Records from a collection:
====

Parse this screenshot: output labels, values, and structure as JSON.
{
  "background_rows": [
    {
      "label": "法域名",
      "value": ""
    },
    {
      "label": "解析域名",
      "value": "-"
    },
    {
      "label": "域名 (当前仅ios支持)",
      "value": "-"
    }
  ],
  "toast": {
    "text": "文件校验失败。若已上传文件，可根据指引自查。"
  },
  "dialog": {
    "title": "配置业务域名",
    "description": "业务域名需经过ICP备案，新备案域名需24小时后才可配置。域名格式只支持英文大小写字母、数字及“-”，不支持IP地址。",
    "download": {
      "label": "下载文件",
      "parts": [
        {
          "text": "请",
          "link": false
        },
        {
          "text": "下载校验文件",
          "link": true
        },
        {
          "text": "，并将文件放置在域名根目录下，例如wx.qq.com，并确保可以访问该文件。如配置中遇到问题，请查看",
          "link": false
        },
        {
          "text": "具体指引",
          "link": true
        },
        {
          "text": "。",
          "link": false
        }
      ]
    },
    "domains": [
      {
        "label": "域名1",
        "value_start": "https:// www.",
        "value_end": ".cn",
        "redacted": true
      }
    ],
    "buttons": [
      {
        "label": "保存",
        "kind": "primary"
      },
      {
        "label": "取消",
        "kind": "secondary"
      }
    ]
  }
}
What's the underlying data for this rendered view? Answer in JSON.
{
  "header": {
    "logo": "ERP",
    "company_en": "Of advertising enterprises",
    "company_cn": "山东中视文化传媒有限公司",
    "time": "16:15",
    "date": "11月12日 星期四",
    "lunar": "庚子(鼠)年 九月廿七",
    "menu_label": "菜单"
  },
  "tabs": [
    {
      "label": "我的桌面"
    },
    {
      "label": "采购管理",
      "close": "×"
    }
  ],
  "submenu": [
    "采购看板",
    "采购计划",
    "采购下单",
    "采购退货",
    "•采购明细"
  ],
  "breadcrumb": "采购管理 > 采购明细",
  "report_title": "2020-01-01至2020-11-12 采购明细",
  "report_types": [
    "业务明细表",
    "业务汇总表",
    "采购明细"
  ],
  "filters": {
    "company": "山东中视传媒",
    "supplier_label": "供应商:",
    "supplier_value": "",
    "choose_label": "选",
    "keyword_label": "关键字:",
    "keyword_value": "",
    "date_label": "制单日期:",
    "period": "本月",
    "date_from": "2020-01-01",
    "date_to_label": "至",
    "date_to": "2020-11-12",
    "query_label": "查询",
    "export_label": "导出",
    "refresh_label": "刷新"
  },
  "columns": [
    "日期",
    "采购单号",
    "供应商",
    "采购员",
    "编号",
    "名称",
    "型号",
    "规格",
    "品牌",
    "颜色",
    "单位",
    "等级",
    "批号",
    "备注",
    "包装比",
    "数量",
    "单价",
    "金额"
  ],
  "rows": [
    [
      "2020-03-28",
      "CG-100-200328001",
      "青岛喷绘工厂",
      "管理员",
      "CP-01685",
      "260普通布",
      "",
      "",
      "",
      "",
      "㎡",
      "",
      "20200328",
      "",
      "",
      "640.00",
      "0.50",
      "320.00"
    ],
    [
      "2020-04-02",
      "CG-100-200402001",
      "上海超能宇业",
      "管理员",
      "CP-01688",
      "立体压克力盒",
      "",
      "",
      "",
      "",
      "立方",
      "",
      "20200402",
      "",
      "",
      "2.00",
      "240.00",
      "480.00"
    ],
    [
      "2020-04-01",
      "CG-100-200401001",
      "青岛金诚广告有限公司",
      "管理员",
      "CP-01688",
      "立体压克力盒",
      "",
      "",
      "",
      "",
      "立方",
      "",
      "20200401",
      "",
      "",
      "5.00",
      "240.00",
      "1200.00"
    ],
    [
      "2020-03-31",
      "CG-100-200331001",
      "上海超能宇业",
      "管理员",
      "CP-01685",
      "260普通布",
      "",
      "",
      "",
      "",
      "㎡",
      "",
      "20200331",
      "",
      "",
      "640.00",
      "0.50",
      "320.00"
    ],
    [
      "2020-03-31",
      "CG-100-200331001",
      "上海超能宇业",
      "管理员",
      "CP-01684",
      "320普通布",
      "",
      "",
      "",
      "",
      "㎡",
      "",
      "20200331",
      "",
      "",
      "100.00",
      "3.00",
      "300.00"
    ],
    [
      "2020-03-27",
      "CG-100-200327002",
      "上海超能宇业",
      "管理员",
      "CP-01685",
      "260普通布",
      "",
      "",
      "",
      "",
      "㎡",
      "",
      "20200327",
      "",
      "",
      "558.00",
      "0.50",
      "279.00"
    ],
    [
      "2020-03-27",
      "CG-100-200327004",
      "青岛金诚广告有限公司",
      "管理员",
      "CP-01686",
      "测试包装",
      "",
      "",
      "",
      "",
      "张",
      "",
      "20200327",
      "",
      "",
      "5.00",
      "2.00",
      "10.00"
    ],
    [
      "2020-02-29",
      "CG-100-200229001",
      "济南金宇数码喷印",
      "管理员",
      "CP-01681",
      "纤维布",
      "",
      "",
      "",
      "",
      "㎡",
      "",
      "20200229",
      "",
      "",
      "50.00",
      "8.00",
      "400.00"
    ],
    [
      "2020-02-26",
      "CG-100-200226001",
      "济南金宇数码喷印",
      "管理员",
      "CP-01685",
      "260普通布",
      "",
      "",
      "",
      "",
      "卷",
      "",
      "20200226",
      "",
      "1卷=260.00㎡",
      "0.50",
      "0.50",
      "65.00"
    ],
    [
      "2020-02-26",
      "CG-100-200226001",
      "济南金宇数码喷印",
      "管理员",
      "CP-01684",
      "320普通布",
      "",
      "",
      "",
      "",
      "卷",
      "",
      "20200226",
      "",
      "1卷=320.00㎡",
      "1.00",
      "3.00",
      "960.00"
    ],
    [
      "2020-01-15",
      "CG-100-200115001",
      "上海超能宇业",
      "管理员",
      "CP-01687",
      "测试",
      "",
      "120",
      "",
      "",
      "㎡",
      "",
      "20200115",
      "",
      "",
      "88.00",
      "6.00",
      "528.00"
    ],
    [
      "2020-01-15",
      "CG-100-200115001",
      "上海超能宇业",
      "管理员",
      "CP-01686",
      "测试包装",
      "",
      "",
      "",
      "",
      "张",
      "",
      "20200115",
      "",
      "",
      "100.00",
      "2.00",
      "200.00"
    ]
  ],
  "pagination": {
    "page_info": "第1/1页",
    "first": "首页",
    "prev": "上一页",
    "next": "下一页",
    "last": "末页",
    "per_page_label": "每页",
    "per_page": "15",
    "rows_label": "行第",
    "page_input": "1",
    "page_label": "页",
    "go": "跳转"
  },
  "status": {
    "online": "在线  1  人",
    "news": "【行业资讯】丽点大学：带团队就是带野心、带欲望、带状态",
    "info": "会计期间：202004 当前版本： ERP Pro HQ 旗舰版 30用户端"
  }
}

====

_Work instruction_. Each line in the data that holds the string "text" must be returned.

_The completed task_.
    "text": "文件校验失败。若已上传文件，可根据指引自查。"
          "text": "请",
          "text": "下载校验文件",
          "text": "，并将文件放置在域名根目录下，例如wx.qq.com，并确保可以访问该文件。如配置中遇到问题，请查看",
          "text": "具体指引",
          "text": "。",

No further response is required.